## What to produce
Report each line of the listing below that holds "Juli".

Data section section start

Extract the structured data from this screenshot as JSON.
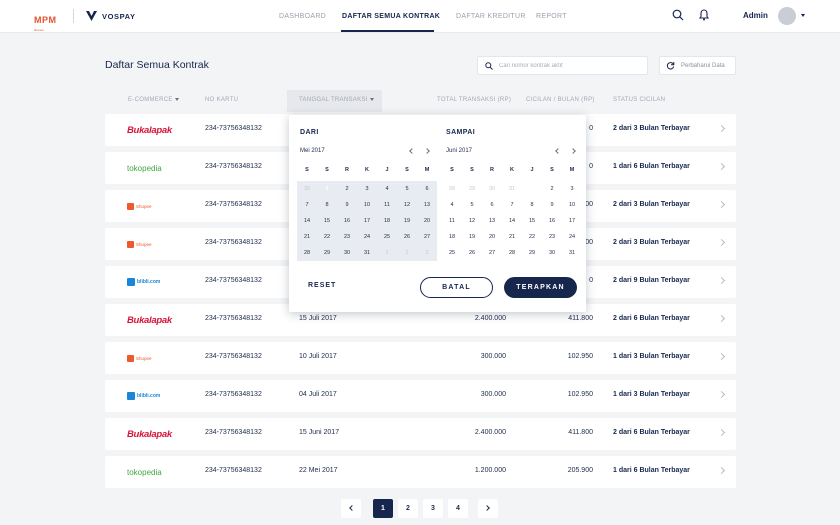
{
  "brand": {
    "mpm": "MPM",
    "mpm_sub": "finance",
    "vospay": "VOSPAY"
  },
  "nav": {
    "items": [
      "DASHBOARD",
      "DAFTAR SEMUA KONTRAK",
      "DAFTAR KREDITUR",
      "REPORT"
    ],
    "active": "DAFTAR SEMUA KONTRAK"
  },
  "user": {
    "name": "Admin"
  },
  "page": {
    "title": "Daftar Semua Kontrak"
  },
  "search": {
    "placeholder": "Cari nomor kontrak aktif"
  },
  "refresh": {
    "label": "Perbaharui Data"
  },
  "table": {
    "headers": [
      "E-COMMERCE",
      "NO KARTU",
      "TANGGAL TRANSAKSI",
      "TOTAL TRANSAKSI (RP)",
      "CICILAN / BULAN (RP)",
      "STATUS CICILAN"
    ],
    "rows": [
      {
        "brand": "Bukalapak",
        "brand_type": "bukalapak",
        "card": "234-73756348132",
        "date": "",
        "total": "",
        "cicilan": "0",
        "status": "2 dari 3 Bulan Terbayar"
      },
      {
        "brand": "tokopedia",
        "brand_type": "tokopedia",
        "card": "234-73756348132",
        "date": "",
        "total": "",
        "cicilan": "0",
        "status": "1 dari 6 Bulan Terbayar"
      },
      {
        "brand": "Shopee",
        "brand_type": "shopee",
        "card": "234-73756348132",
        "date": "",
        "total": "",
        "cicilan": "00",
        "status": "2 dari 3 Bulan Terbayar"
      },
      {
        "brand": "Shopee",
        "brand_type": "shopee",
        "card": "234-73756348132",
        "date": "",
        "total": "",
        "cicilan": "00",
        "status": "2 dari 3 Bulan Terbayar"
      },
      {
        "brand": "blibli.com",
        "brand_type": "blibli",
        "card": "234-73756348132",
        "date": "",
        "total": "",
        "cicilan": "0",
        "status": "2 dari 9 Bulan Terbayar"
      },
      {
        "brand": "Bukalapak",
        "brand_type": "bukalapak",
        "card": "234-73756348132",
        "date": "15 Juli 2017",
        "total": "2.400.000",
        "cicilan": "411.800",
        "status": "2 dari 6 Bulan Terbayar"
      },
      {
        "brand": "Shopee",
        "brand_type": "shopee",
        "card": "234-73756348132",
        "date": "10 Juli 2017",
        "total": "300.000",
        "cicilan": "102.950",
        "status": "1 dari 3 Bulan Terbayar"
      },
      {
        "brand": "blibli.com",
        "brand_type": "blibli",
        "card": "234-73756348132",
        "date": "04 Juli 2017",
        "total": "300.000",
        "cicilan": "102.950",
        "status": "1 dari 3 Bulan Terbayar"
      },
      {
        "brand": "Bukalapak",
        "brand_type": "bukalapak",
        "card": "234-73756348132",
        "date": "15 Juni 2017",
        "total": "2.400.000",
        "cicilan": "411.800",
        "status": "2 dari 6 Bulan Terbayar"
      },
      {
        "brand": "tokopedia",
        "brand_type": "tokopedia",
        "card": "234-73756348132",
        "date": "22 Mei 2017",
        "total": "1.200.000",
        "cicilan": "205.900",
        "status": "1 dari 6 Bulan Terbayar"
      }
    ]
  },
  "datepicker": {
    "from": {
      "heading": "DARI",
      "month": "Mei 2017",
      "weekdays": [
        "S",
        "S",
        "R",
        "K",
        "J",
        "S",
        "M"
      ],
      "days": [
        [
          "30",
          "1",
          "2",
          "3",
          "4",
          "5",
          "6"
        ],
        [
          "7",
          "8",
          "9",
          "10",
          "11",
          "12",
          "13"
        ],
        [
          "14",
          "15",
          "16",
          "17",
          "18",
          "19",
          "20"
        ],
        [
          "21",
          "22",
          "23",
          "24",
          "25",
          "26",
          "27"
        ],
        [
          "28",
          "29",
          "30",
          "31",
          "1",
          "2",
          "3"
        ]
      ],
      "selected": "1"
    },
    "to": {
      "heading": "SAMPAI",
      "month": "Juni 2017",
      "weekdays": [
        "S",
        "S",
        "R",
        "K",
        "J",
        "S",
        "M"
      ],
      "days": [
        [
          "28",
          "29",
          "30",
          "31",
          "1",
          "2",
          "3"
        ],
        [
          "4",
          "5",
          "6",
          "7",
          "8",
          "9",
          "10"
        ],
        [
          "11",
          "12",
          "13",
          "14",
          "15",
          "16",
          "17"
        ],
        [
          "18",
          "19",
          "20",
          "21",
          "22",
          "23",
          "24"
        ],
        [
          "25",
          "26",
          "27",
          "28",
          "29",
          "30",
          "31"
        ]
      ],
      "selected": "1"
    },
    "reset_label": "RESET",
    "cancel_label": "BATAL",
    "apply_label": "TERAPKAN"
  },
  "pagination": {
    "pages": [
      "1",
      "2",
      "3",
      "4"
    ],
    "current": "1"
  },
  "colors": {
    "primary": "#16264d",
    "bukalapak": "#d6153b",
    "tokopedia": "#42a842",
    "shopee": "#ee5a2b",
    "blibli": "#1b86d8"
  },
  "icons": [
    "search-icon",
    "bell-icon",
    "refresh-icon",
    "chevron-right-icon",
    "chevron-left-icon",
    "caret-down-icon"
  ]
}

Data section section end

## Response to this exercise
        "date": "15 Juli 2017",
        "date": "10 Juli 2017",
        "date": "04 Juli 2017",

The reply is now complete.